- Task goal: Say how many lines in the records contain the string "icon", giving the number by itself.

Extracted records

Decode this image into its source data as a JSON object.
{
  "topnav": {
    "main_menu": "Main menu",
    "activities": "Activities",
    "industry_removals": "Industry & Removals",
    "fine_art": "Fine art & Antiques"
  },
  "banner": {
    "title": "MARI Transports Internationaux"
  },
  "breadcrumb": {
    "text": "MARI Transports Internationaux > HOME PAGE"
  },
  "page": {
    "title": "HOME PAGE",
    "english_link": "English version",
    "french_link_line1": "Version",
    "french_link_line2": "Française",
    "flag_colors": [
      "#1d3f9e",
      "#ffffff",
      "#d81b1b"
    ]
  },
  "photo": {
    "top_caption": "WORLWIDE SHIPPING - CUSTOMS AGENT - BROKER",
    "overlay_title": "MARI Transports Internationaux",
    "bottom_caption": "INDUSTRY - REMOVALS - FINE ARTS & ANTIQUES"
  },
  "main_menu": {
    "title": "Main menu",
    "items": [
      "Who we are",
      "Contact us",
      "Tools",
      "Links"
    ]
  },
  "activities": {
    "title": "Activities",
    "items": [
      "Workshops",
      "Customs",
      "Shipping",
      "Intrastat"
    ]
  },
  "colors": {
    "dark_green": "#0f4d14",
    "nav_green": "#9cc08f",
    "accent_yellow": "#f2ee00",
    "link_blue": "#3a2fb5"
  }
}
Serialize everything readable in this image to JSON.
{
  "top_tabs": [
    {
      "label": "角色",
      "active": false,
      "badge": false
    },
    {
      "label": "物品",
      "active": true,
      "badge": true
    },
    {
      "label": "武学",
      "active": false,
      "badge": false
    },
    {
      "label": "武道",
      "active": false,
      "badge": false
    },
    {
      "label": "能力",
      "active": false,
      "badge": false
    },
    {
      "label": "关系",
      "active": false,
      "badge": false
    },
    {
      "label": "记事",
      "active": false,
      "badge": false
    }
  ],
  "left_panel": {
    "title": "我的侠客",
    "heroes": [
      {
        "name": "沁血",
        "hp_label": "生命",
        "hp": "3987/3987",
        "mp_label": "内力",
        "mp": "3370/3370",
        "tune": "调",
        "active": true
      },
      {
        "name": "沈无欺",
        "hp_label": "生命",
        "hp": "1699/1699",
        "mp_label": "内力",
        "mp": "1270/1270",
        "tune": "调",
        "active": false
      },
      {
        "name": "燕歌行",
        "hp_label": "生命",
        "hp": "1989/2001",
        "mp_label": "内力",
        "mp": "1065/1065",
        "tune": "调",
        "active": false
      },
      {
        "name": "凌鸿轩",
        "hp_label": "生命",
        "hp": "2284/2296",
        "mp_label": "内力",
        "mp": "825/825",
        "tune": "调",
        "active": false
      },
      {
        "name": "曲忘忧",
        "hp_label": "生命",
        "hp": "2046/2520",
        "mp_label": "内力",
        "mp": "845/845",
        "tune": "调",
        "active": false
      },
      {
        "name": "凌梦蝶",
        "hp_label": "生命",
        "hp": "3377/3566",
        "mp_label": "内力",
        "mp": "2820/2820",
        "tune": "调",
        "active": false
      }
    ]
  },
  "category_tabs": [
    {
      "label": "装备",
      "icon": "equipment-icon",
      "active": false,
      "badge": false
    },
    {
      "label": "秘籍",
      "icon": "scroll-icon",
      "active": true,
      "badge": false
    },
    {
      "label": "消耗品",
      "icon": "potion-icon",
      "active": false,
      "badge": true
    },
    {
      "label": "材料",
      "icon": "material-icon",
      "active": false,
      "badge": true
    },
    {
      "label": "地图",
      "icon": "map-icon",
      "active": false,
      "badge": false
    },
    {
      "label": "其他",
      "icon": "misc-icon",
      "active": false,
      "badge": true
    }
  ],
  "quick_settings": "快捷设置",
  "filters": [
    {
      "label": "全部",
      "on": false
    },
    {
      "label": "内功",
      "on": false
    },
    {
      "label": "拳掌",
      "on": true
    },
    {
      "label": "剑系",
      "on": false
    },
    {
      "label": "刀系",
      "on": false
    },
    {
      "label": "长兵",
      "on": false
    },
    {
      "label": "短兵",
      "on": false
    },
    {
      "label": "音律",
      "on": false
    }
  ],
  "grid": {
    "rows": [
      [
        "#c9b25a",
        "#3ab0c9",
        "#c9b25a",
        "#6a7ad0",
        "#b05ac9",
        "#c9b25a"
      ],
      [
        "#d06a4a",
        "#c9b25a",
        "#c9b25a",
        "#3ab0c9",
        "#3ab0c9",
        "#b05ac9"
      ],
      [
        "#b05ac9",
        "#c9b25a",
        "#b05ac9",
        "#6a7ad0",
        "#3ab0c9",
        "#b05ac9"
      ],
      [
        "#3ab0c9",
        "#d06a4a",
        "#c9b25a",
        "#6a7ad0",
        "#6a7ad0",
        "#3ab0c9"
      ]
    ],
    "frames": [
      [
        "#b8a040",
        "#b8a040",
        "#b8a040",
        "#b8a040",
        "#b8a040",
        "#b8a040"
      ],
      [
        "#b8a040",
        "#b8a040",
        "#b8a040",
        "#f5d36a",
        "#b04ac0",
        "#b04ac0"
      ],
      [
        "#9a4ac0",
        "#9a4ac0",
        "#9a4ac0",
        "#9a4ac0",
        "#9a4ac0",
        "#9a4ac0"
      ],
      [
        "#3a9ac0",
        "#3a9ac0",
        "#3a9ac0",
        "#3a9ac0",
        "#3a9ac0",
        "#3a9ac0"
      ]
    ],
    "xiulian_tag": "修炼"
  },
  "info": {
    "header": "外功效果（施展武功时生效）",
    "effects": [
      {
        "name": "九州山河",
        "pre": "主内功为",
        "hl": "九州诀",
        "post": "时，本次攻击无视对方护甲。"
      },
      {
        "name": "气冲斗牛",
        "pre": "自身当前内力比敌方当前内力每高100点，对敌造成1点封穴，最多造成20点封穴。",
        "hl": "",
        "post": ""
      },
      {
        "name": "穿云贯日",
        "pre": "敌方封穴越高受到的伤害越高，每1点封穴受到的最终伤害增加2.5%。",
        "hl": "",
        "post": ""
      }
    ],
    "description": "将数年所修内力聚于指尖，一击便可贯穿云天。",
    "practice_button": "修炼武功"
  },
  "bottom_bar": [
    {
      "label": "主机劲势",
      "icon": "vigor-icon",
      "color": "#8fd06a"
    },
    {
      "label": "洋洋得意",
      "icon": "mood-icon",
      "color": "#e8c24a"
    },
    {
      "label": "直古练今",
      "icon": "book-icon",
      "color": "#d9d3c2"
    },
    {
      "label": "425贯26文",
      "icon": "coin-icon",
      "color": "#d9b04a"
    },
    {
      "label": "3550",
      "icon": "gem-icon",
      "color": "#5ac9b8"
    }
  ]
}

- Completed task: 11